The Centre for Cellular and Molecular Biology (CCMB) has established stable cultures of coronavirus (SARS-CoV-2) from patients’ samples. Virologists at CCMB have isolated infectious viruses from several isolates. The ability to culture the virus in lab enables CCMB to work towards vaccine development and testing of potential drugs to fight COVID-19.
But why cultivate a dreadful germ? If we culture a large amount of the virus and inactivate them, then it can be used as inactivated virus vaccine. Once we inject the inactivated virus, the human immune system triggers the production of germ-specific antibodies. One can inactivate the virus by heat or chemical means. The inactivated virus can trigger antibody response, but does not infect and make us sick as they cannot reproduce.
For the development of antibodies or antidotes, virus cultures are important. The antibodies can be used as therapeutic intervention for patients suffering from the infection. Such antibodies can trigger antiviral response upon injection into humans and have the potential of limiting the infection. Administering antibodies does not provide immunity like a vaccine does, but can be considered as anti-dotes against the virus.
These cultures may also be helpful in the process of drug

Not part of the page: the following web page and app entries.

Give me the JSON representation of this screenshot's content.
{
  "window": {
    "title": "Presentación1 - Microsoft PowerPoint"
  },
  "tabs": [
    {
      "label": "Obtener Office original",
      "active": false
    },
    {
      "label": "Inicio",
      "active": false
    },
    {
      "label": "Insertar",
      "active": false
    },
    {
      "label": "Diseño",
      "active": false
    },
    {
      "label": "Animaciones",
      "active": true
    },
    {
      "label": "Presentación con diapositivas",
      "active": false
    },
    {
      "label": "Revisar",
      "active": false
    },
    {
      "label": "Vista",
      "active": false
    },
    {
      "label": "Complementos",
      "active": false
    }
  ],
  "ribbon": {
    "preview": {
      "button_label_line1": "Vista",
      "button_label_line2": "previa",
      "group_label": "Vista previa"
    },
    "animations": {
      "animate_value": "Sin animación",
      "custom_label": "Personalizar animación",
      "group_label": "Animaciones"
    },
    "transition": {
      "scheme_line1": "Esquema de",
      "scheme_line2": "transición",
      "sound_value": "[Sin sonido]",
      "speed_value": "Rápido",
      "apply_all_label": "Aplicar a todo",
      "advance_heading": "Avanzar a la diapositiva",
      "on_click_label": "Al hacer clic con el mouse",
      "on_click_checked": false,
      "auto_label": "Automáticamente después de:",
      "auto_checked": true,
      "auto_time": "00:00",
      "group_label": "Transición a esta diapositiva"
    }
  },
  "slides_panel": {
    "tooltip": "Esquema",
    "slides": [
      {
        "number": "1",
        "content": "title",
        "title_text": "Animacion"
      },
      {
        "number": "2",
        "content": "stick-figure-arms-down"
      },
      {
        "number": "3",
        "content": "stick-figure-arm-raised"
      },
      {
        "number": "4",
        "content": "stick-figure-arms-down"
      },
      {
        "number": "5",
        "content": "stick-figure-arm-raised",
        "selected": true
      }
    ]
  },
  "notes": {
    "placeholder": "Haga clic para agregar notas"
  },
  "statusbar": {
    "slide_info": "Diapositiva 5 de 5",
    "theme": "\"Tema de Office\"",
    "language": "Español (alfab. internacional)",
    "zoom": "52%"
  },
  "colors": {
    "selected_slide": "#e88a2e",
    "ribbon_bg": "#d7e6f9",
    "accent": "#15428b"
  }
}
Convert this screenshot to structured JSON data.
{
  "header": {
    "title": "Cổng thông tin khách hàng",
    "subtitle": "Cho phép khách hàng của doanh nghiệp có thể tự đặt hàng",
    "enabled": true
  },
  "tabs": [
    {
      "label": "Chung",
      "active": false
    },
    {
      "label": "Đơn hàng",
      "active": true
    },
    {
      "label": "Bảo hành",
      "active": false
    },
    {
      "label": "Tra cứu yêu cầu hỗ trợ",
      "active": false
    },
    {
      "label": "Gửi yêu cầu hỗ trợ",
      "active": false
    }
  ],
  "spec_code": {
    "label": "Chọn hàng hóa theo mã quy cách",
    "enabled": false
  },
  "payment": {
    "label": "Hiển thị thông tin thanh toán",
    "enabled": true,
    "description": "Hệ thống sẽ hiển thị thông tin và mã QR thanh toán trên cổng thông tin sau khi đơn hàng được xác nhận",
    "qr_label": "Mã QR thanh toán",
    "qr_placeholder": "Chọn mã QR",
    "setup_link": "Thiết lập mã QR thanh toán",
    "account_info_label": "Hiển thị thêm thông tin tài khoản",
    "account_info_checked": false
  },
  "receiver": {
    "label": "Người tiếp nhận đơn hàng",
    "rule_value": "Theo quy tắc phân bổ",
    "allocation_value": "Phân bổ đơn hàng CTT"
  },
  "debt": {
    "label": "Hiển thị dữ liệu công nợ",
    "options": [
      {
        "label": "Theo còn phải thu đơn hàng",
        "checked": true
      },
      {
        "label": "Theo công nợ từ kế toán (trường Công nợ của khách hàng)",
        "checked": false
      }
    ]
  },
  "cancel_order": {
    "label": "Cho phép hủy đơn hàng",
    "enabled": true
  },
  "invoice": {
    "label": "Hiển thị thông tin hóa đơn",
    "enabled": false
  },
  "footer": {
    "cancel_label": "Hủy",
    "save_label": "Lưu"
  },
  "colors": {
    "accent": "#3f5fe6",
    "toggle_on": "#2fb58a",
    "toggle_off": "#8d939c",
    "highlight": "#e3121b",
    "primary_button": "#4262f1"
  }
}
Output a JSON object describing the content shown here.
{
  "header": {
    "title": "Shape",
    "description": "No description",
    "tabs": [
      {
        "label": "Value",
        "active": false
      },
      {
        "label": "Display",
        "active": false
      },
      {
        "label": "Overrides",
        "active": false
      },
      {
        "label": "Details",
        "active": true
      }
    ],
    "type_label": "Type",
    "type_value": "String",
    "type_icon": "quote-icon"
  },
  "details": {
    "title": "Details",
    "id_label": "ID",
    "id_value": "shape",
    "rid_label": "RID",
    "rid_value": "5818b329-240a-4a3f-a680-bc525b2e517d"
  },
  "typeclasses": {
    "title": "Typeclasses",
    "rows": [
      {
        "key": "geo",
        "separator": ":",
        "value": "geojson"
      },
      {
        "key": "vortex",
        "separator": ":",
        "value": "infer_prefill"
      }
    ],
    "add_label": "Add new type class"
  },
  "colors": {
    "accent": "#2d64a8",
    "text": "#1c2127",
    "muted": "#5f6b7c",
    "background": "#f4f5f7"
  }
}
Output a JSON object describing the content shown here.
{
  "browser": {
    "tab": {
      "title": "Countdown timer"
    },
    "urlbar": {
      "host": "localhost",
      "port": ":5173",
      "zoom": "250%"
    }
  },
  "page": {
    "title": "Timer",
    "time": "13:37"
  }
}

screening. Potential drugs can be tested against the virus in a test-tube for their efficacy.